[Input data]

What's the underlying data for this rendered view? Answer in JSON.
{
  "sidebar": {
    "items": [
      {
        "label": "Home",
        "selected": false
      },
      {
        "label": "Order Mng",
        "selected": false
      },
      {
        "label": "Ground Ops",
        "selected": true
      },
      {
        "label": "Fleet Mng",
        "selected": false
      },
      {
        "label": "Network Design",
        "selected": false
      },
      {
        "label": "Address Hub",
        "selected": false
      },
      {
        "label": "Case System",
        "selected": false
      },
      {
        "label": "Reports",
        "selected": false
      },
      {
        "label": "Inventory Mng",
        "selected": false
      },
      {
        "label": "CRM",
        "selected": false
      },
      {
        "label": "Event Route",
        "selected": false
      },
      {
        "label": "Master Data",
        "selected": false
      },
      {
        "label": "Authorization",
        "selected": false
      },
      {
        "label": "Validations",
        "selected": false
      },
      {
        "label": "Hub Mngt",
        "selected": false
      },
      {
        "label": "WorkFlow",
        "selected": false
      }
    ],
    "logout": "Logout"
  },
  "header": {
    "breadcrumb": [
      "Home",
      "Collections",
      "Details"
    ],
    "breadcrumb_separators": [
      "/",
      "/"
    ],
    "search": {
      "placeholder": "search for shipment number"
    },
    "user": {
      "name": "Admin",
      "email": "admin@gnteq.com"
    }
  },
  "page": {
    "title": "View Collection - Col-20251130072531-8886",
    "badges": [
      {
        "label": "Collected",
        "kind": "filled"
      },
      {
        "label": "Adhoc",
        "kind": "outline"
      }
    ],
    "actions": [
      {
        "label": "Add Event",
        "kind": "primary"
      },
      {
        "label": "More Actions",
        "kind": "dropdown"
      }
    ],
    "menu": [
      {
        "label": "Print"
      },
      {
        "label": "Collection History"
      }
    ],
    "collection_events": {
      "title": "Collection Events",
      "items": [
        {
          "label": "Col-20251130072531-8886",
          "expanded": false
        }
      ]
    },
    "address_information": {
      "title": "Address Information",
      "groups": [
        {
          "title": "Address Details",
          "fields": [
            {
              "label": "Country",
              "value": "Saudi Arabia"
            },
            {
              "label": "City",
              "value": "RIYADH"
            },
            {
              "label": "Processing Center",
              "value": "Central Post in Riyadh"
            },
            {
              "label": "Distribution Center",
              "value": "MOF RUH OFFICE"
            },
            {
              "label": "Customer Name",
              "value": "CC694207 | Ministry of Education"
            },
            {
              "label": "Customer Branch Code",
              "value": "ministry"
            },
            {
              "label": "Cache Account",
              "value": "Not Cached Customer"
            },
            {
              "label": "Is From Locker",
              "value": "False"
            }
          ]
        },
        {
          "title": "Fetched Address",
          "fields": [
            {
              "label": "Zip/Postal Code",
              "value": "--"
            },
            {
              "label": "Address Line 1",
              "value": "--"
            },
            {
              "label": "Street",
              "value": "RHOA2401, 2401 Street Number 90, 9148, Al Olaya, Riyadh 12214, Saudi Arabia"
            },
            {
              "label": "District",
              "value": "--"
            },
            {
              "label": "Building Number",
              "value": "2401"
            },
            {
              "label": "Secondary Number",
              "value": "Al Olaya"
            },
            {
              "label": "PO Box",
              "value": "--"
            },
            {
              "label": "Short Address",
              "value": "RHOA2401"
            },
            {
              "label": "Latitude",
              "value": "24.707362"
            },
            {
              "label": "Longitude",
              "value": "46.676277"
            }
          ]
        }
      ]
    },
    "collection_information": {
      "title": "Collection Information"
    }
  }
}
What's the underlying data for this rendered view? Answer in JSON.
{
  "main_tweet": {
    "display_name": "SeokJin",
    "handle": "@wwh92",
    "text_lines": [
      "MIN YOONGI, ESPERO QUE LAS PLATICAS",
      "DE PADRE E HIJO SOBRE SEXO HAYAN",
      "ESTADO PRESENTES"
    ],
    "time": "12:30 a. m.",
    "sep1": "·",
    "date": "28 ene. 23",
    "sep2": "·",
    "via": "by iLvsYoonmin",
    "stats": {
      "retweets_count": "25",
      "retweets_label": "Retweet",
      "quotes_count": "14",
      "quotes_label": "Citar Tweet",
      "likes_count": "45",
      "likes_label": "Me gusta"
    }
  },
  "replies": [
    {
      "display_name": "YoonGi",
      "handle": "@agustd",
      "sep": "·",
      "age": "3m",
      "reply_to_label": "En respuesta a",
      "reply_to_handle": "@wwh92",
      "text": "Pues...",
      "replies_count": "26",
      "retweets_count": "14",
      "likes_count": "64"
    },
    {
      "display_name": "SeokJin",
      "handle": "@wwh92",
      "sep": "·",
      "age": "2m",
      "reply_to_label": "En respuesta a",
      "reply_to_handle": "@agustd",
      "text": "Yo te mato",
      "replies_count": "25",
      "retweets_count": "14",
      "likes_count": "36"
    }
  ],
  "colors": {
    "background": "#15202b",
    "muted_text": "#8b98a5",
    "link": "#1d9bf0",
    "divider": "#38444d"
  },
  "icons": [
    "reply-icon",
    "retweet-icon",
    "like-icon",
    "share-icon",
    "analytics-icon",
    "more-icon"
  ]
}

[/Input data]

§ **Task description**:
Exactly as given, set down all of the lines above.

§ **Response**:
What's the underlying data for this rendered view? Answer in JSON.
{
  "sidebar": {
    "items": [
      {
        "label": "Home",
        "selected": false
      },
      {
        "label": "Order Mng",
        "selected": false
      },
      {
        "label": "Ground Ops",
        "selected": true
      },
      {
        "label": "Fleet Mng",
        "selected": false
      },
      {
        "label": "Network Design",
        "selected": false
      },
      {
        "label": "Address Hub",
        "selected": false
      },
      {
        "label": "Case System",
        "selected": false
      },
      {
        "label": "Reports",
        "selected": false
      },
      {
        "label": "Inventory Mng",
        "selected": false
      },
      {
        "label": "CRM",
        "selected": false
      },
      {
        "label": "Event Route",
        "selected": false
      },
      {
        "label": "Master Data",
        "selected": false
      },
      {
        "label": "Authorization",
        "selected": false
      },
      {
        "label": "Validations",
        "selected": false
      },
      {
        "label": "Hub Mngt",
        "selected": false
      },
      {
        "label": "WorkFlow",
        "selected": false
      }
    ],
    "logout": "Logout"
  },
  "header": {
    "breadcrumb": [
      "Home",
      "Collections",
      "Details"
    ],
    "breadcrumb_separators": [
      "/",
      "/"
    ],
    "search": {
      "placeholder": "search for shipment number"
    },
    "user": {
      "name": "Admin",
      "email": "admin@gnteq.com"
    }
  },
  "page": {
    "title": "View Collection - Col-20251130072531-8886",
    "badges": [
      {
        "label": "Collected",
        "kind": "filled"
      },
      {
        "label": "Adhoc",
        "kind": "outline"
      }
    ],
    "actions": [
      {
        "label": "Add Event",
        "kind": "primary"
      },
      {
        "label": "More Actions",
        "kind": "dropdown"
      }
    ],
    "menu": [
      {
        "label": "Print"
      },
      {
        "label": "Collection History"
      }
    ],
    "collection_events": {
      "title": "Collection Events",
      "items": [
        {
          "label": "Col-20251130072531-8886",
          "expanded": false
        }
      ]
    },
    "address_information": {
      "title": "Address Information",
      "groups": [
        {
          "title": "Address Details",
          "fields": [
            {
              "label": "Country",
              "value": "Saudi Arabia"
            },
            {
              "label": "City",
              "value": "RIYADH"
            },
            {
              "label": "Processing Center",
              "value": "Central Post in Riyadh"
            },
            {
              "label": "Distribution Center",
              "value": "MOF RUH OFFICE"
            },
            {
              "label": "Customer Name",
              "value": "CC694207 | Ministry of Education"
            },
            {
              "label": "Customer Branch Code",
              "value": "ministry"
            },
            {
              "label": "Cache Account",
              "value": "Not Cached Customer"
            },
            {
              "label": "Is From Locker",
              "value": "False"
            }
          ]
        },
        {
          "title": "Fetched Address",
          "fields": [
            {
              "label": "Zip/Postal Code",
              "value": "--"
            },
            {
              "label": "Address Line 1",
              "value": "--"
            },
            {
              "label": "Street",
              "value": "RHOA2401, 2401 Street Number 90, 9148, Al Olaya, Riyadh 12214, Saudi Arabia"
            },
            {
              "label": "District",
              "value": "--"
            },
            {
              "label": "Building Number",
              "value": "2401"
            },
            {
              "label": "Secondary Number",
              "value": "Al Olaya"
            },
            {
              "label": "PO Box",
              "value": "--"
            },
            {
              "label": "Short Address",
              "value": "RHOA2401"
            },
            {
              "label": "Latitude",
              "value": "24.707362"
            },
            {
              "label": "Longitude",
              "value": "46.676277"
            }
          ]
        }
      ]
    },
    "collection_information": {
      "title": "Collection Information"
    }
  }
}
What's the underlying data for this rendered view? Answer in JSON.
{
  "main_tweet": {
    "display_name": "SeokJin",
    "handle": "@wwh92",
    "text_lines": [
      "MIN YOONGI, ESPERO QUE LAS PLATICAS",
      "DE PADRE E HIJO SOBRE SEXO HAYAN",
      "ESTADO PRESENTES"
    ],
    "time": "12:30 a. m.",
    "sep1": "·",
    "date": "28 ene. 23",
    "sep2": "·",
    "via": "by iLvsYoonmin",
    "stats": {
      "retweets_count": "25",
      "retweets_label": "Retweet",
      "quotes_count": "14",
      "quotes_label": "Citar Tweet",
      "likes_count": "45",
      "likes_label": "Me gusta"
    }
  },
  "replies": [
    {
      "display_name": "YoonGi",
      "handle": "@agustd",
      "sep": "·",
      "age": "3m",
      "reply_to_label": "En respuesta a",
      "reply_to_handle": "@wwh92",
      "text": "Pues...",
      "replies_count": "26",
      "retweets_count": "14",
      "likes_count": "64"
    },
    {
      "display_name": "SeokJin",
      "handle": "@wwh92",
      "sep": "·",
      "age": "2m",
      "reply_to_label": "En respuesta a",
      "reply_to_handle": "@agustd",
      "text": "Yo te mato",
      "replies_count": "25",
      "retweets_count": "14",
      "likes_count": "36"
    }
  ],
  "colors": {
    "background": "#15202b",
    "muted_text": "#8b98a5",
    "link": "#1d9bf0",
    "divider": "#38444d"
  },
  "icons": [
    "reply-icon",
    "retweet-icon",
    "like-icon",
    "share-icon",
    "analytics-icon",
    "more-icon"
  ]
}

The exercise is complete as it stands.